▽

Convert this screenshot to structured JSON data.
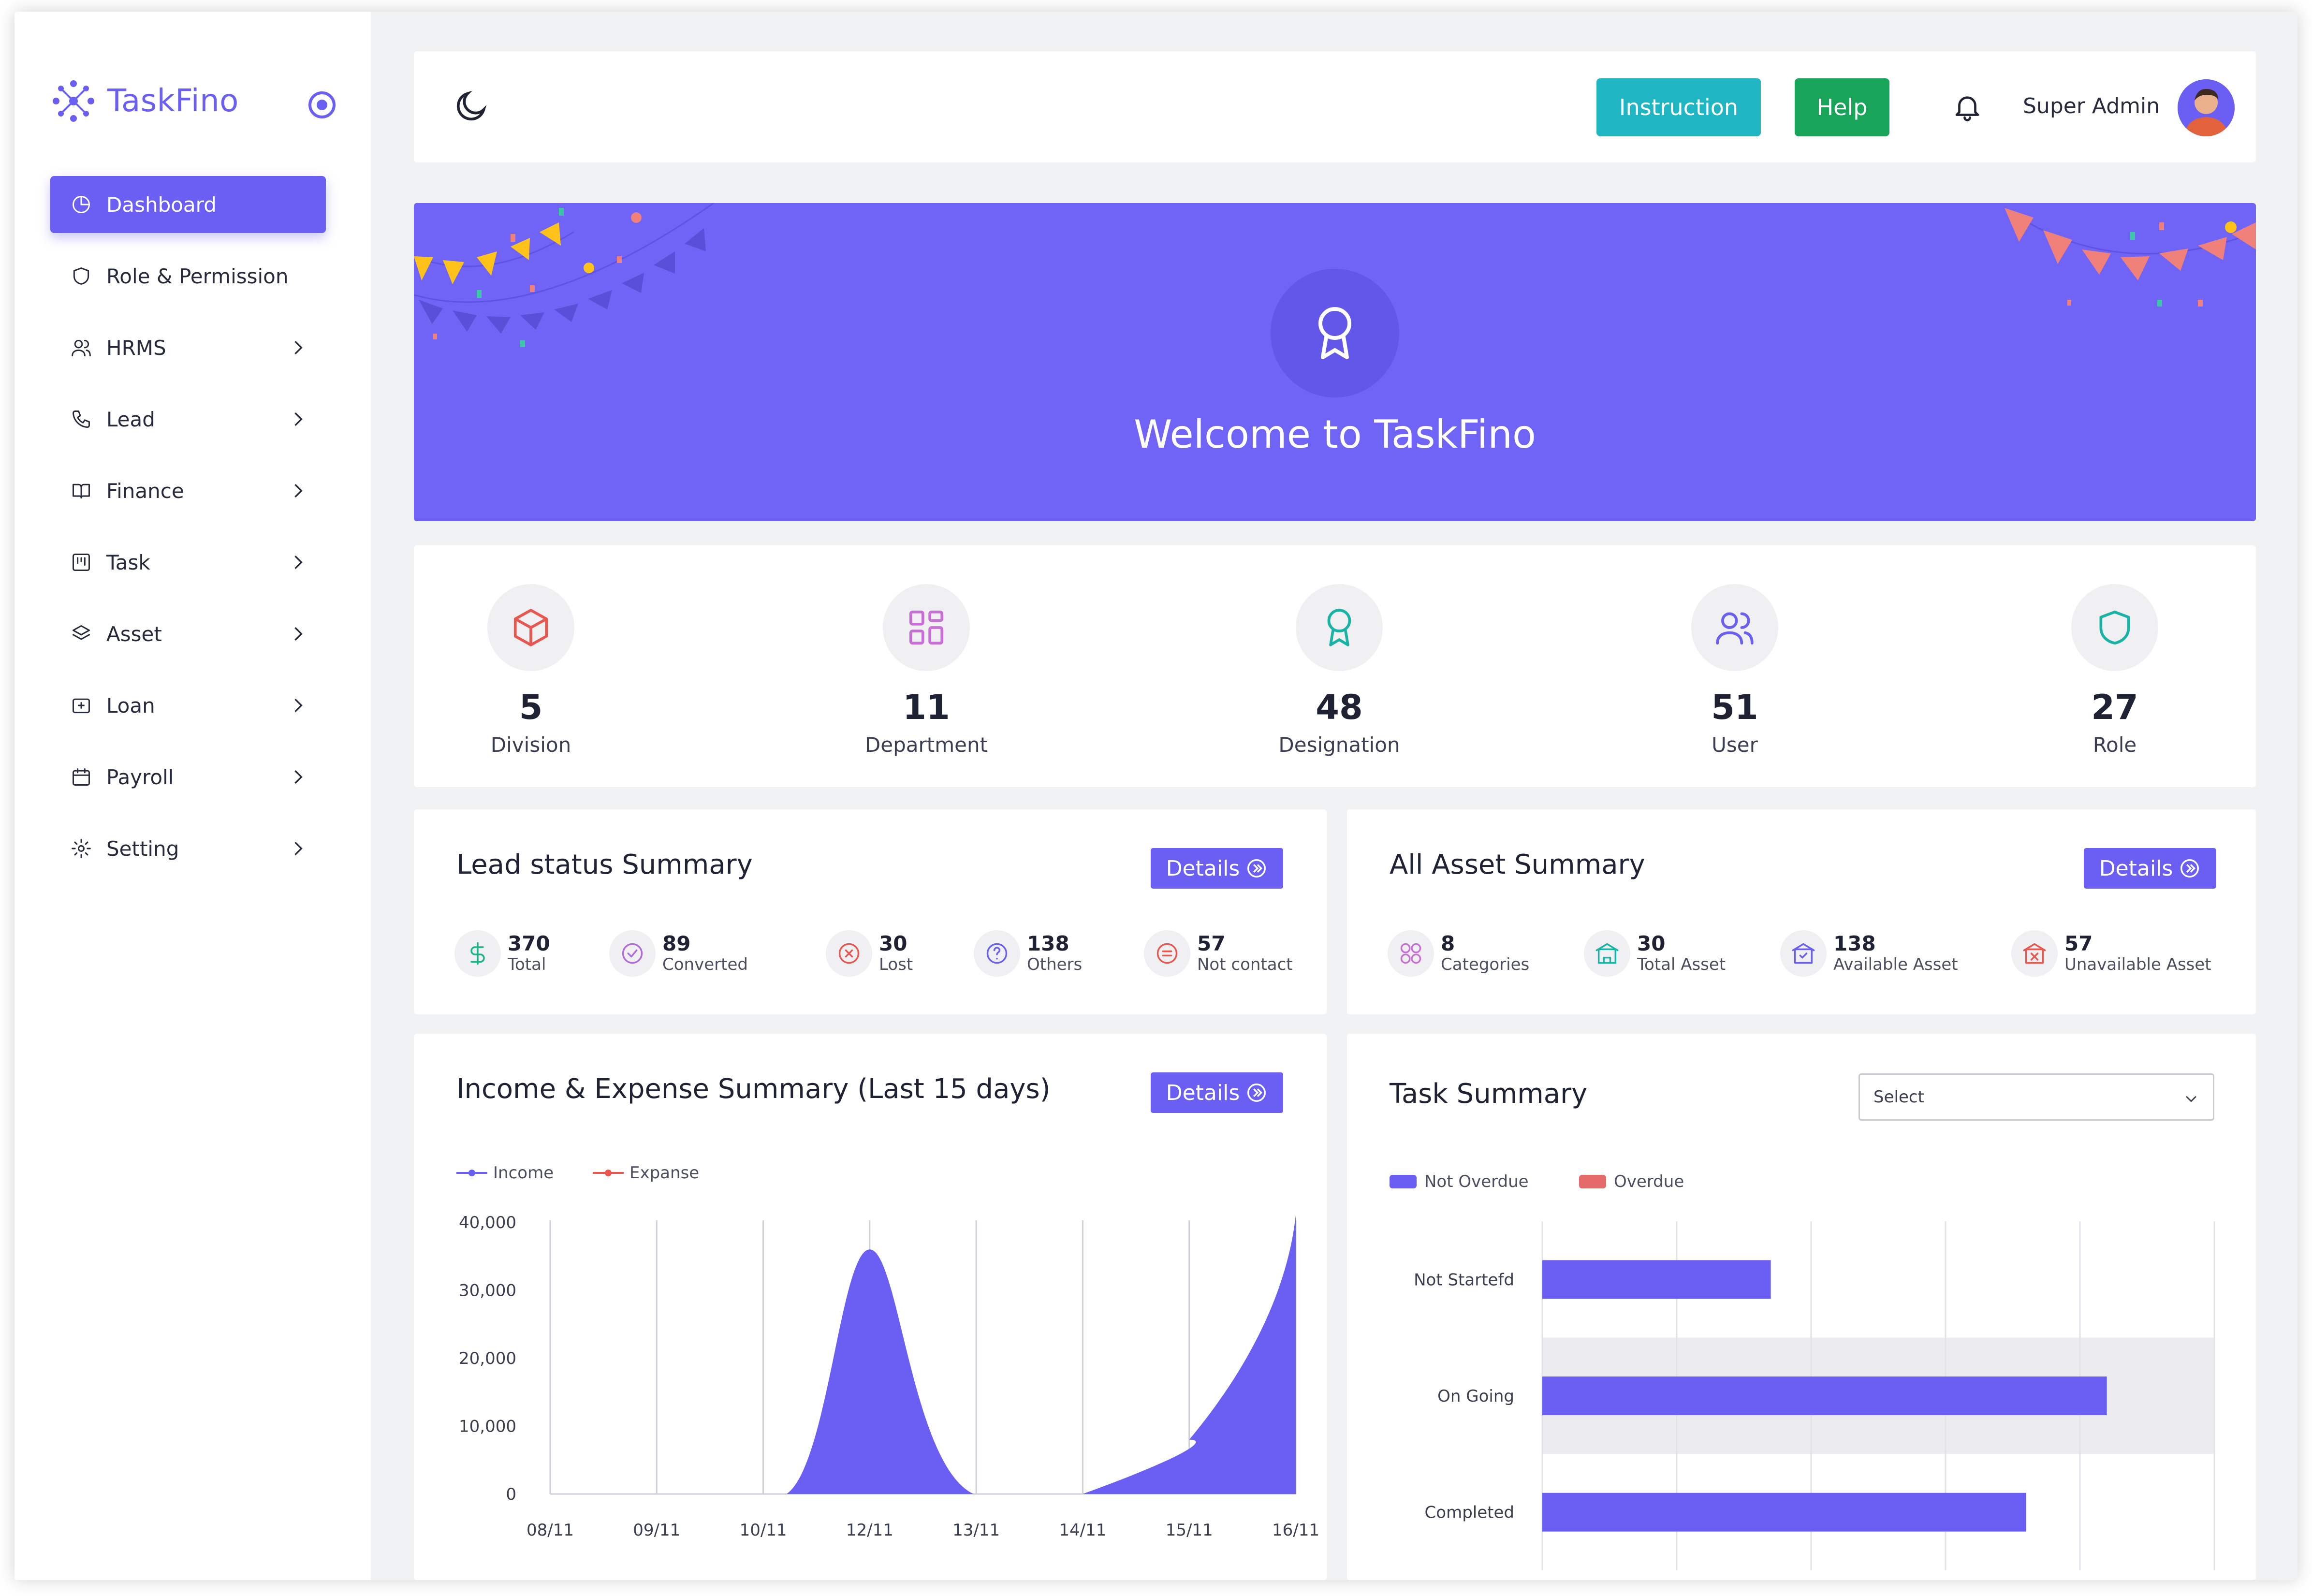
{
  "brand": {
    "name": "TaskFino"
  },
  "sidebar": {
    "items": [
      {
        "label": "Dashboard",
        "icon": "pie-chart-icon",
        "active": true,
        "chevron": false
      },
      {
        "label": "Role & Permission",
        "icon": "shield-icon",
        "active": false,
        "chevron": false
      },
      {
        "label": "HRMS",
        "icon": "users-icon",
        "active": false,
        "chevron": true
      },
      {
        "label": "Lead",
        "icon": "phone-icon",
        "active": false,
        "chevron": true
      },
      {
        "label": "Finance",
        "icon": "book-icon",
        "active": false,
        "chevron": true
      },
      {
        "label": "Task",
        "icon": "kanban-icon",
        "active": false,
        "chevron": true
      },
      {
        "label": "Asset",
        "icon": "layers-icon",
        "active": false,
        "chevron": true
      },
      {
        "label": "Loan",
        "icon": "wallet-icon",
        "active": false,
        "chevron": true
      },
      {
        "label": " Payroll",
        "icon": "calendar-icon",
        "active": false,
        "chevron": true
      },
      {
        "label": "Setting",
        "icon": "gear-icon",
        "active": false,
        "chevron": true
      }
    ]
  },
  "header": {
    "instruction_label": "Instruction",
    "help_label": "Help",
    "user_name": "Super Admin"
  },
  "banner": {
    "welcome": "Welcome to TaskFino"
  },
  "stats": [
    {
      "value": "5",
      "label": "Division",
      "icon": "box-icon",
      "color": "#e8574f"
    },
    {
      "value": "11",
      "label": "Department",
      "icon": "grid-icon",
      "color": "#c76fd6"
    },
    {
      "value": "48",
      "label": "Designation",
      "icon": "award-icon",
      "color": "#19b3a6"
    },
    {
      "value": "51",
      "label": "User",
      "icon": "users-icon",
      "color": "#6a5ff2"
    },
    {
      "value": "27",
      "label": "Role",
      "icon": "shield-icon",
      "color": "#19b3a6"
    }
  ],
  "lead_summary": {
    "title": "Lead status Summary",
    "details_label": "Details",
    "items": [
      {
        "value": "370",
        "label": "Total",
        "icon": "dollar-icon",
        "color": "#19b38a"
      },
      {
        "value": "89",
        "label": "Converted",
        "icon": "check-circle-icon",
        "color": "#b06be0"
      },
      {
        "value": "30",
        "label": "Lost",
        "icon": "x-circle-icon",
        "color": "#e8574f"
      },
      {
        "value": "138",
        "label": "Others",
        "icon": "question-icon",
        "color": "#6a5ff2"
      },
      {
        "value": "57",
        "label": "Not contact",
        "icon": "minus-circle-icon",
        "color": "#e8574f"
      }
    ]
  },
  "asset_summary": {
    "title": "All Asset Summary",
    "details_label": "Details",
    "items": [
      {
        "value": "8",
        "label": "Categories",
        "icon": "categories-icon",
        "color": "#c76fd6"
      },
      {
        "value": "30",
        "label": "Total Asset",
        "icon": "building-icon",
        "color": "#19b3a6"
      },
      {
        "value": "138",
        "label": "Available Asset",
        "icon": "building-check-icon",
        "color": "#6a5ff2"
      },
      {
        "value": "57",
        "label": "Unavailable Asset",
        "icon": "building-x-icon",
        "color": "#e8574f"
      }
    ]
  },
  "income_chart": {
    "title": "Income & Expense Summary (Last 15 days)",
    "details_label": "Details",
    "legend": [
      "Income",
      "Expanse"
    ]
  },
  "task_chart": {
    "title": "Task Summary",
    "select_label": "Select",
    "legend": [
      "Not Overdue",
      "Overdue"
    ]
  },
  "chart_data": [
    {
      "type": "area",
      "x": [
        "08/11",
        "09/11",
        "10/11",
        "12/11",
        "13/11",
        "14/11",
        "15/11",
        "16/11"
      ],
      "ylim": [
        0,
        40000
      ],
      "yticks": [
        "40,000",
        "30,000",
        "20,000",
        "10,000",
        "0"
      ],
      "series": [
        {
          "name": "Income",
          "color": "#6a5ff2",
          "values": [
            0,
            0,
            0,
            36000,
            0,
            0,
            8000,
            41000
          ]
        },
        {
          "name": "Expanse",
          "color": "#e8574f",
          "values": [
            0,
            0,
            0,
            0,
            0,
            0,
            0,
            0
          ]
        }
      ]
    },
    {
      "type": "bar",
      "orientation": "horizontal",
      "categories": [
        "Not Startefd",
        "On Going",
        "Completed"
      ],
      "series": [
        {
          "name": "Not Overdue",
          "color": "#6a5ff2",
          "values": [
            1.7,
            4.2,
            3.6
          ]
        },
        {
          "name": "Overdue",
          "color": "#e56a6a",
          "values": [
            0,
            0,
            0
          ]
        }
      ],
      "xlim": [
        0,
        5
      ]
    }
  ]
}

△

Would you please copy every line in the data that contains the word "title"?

- [ANSWER BELOW]:
    "title": "Lead status Summary",
    "title": "All Asset Summary",
    "title": "Income & Expense Summary (Last 15 days)",
    "title": "Task Summary",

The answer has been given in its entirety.